_What to produce:_
Look through the data below. Pick out the lines holding the string "General".

Element data from apps and pages
^^^^

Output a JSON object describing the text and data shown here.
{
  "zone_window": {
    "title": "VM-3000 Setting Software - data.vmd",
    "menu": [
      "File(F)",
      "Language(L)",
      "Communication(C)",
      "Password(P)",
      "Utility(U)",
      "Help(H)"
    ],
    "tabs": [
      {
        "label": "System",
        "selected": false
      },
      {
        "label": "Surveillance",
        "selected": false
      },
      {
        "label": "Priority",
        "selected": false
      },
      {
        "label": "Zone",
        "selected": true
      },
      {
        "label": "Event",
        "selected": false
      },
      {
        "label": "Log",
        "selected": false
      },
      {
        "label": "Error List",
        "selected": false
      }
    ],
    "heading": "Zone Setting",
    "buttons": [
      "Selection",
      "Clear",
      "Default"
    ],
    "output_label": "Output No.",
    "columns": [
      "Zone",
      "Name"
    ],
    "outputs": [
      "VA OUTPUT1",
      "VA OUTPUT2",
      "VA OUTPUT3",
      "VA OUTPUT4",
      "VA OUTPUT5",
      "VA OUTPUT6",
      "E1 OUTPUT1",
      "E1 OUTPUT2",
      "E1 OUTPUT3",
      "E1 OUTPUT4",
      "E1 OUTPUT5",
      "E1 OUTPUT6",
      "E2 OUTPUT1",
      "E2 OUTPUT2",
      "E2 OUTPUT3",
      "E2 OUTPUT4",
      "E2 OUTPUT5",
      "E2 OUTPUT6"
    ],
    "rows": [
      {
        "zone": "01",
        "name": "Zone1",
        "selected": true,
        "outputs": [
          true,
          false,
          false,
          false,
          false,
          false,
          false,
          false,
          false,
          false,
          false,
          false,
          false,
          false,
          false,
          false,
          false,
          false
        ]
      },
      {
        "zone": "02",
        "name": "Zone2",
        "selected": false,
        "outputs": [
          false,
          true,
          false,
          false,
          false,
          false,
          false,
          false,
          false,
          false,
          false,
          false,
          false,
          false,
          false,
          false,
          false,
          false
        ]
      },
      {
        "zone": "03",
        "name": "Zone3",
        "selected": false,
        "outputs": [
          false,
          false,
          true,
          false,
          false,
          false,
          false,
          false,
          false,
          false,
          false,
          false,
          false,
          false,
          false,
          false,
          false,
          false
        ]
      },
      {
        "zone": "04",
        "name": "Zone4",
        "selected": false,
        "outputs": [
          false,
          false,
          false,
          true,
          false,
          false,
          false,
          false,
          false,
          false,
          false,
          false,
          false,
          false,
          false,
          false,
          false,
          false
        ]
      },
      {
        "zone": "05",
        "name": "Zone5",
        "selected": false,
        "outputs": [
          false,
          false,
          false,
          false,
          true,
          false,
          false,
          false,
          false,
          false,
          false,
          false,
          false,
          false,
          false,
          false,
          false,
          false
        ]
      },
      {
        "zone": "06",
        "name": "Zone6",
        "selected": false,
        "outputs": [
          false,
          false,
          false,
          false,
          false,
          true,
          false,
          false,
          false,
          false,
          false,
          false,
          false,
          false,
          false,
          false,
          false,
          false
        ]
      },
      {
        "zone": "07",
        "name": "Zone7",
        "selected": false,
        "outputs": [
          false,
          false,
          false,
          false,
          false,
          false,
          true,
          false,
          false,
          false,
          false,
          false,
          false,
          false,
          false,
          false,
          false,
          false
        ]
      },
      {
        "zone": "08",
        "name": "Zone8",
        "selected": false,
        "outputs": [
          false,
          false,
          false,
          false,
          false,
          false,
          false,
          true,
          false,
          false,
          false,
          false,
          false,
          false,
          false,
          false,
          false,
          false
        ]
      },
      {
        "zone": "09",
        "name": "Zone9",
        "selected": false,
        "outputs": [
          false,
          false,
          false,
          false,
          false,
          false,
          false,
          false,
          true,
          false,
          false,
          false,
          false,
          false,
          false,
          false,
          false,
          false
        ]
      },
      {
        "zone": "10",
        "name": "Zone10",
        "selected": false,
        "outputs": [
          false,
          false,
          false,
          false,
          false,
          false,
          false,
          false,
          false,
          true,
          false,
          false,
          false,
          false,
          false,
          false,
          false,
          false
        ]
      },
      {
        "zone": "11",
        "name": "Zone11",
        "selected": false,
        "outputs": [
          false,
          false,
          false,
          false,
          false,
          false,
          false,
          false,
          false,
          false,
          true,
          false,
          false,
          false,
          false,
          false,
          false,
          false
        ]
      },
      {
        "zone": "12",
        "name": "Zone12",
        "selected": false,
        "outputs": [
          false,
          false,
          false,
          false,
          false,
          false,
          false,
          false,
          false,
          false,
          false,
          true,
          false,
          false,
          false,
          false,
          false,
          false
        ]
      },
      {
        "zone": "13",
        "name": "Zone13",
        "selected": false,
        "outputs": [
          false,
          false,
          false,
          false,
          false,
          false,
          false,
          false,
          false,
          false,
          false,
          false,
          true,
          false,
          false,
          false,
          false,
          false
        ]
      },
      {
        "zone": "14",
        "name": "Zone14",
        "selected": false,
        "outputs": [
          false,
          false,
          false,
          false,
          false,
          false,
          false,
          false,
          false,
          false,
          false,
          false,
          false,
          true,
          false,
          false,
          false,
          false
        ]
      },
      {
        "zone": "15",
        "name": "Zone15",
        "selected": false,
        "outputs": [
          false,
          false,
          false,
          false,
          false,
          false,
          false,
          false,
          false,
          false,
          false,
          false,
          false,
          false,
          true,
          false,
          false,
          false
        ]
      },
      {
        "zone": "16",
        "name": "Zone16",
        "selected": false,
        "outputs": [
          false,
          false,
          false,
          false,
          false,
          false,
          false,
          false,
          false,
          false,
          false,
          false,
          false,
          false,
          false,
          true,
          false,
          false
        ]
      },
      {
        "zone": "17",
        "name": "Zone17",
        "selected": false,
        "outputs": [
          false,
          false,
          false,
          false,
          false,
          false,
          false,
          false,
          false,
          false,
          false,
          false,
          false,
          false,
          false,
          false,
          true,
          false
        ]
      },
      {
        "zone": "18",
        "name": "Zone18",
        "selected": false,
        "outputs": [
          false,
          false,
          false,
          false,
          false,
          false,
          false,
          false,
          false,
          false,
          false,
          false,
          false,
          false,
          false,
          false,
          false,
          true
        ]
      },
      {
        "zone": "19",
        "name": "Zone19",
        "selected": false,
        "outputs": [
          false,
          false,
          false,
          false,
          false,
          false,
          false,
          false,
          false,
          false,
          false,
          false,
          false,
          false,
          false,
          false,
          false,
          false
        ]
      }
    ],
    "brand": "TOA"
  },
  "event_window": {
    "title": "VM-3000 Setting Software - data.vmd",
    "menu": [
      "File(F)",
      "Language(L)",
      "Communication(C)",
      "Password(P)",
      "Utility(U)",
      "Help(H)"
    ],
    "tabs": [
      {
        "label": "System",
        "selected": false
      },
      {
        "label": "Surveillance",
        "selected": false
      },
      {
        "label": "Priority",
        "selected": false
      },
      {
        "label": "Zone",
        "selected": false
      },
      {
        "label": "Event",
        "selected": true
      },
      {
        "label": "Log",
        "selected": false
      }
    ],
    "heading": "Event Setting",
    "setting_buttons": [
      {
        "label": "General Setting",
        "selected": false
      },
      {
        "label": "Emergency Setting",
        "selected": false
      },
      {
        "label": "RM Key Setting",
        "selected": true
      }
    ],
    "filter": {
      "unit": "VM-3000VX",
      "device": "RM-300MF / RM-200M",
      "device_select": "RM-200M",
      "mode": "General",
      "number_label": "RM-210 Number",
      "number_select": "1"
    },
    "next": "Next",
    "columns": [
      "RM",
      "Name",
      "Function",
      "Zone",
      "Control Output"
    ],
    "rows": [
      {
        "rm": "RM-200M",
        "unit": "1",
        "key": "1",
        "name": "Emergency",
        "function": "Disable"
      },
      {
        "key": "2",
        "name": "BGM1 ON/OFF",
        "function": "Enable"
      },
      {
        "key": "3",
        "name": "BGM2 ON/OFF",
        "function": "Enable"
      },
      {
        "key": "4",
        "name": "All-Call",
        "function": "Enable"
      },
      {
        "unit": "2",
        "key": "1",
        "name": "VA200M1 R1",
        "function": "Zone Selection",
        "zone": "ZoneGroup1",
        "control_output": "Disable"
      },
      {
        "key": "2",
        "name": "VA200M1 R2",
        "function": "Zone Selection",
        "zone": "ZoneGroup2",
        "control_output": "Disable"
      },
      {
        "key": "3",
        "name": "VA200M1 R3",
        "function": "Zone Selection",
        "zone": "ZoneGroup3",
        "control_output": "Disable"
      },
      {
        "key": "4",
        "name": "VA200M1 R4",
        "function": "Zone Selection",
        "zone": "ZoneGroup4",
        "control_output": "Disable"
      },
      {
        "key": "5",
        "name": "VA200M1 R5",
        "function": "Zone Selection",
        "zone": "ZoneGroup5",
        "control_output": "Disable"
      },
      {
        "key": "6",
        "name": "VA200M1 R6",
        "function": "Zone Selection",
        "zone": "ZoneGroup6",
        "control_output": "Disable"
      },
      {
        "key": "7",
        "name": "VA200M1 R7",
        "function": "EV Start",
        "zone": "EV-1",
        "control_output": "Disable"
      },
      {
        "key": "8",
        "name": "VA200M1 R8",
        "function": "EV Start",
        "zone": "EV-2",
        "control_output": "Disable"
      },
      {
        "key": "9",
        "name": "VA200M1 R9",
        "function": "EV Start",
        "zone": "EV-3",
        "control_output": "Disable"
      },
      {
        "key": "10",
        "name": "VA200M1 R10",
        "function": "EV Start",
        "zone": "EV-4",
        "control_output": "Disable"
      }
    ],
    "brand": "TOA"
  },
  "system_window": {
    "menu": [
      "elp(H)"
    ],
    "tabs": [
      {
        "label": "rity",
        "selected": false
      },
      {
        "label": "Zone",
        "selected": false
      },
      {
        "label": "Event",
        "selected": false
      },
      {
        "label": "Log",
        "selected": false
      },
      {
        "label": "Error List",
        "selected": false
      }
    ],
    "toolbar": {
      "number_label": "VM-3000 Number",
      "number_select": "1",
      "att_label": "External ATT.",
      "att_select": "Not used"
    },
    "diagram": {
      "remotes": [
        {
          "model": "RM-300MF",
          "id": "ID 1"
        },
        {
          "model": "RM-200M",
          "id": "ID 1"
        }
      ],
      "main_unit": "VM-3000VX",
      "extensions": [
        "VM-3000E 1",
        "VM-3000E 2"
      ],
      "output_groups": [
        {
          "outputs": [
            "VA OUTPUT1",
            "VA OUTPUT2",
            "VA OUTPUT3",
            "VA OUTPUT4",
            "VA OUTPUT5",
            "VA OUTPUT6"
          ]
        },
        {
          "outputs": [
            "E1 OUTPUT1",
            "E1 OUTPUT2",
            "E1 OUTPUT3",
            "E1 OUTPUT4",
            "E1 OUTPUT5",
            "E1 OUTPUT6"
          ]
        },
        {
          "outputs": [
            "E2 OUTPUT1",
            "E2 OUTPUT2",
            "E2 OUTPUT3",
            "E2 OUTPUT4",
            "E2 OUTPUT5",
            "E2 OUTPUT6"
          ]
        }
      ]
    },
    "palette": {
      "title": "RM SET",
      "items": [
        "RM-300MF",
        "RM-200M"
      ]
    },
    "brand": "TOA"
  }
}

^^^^

_Solution to the exercise:_
        "label": "General Setting",
      "mode": "General",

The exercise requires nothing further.